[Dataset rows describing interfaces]
————

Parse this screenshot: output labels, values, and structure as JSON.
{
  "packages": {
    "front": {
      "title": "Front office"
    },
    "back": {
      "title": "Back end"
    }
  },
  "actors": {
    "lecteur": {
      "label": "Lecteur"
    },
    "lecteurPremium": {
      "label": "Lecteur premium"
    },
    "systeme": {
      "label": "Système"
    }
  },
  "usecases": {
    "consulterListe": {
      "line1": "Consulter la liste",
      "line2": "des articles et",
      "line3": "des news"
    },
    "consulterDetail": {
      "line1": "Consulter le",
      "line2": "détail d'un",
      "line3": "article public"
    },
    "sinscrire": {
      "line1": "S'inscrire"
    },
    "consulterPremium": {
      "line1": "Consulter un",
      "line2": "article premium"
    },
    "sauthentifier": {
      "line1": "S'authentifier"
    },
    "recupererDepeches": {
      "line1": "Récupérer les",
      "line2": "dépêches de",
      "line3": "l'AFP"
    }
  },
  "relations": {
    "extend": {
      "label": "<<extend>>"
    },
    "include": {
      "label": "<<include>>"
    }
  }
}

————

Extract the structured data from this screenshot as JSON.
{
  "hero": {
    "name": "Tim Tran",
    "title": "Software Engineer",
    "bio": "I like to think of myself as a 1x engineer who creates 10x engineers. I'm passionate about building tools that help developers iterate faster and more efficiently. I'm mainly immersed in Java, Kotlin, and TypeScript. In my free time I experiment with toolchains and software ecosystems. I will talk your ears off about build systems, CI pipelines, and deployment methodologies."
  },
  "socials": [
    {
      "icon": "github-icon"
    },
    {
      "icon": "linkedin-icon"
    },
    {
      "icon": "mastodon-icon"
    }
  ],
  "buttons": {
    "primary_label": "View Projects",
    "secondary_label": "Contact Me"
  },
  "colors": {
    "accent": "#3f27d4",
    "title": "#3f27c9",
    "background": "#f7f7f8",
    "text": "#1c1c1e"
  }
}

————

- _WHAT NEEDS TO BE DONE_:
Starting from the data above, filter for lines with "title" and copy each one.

- _WRITTEN SOLUTION_:
      "title": "Front office"
      "title": "Back end"
    "title": "Software Engineer",
    "title": "#3f27c9",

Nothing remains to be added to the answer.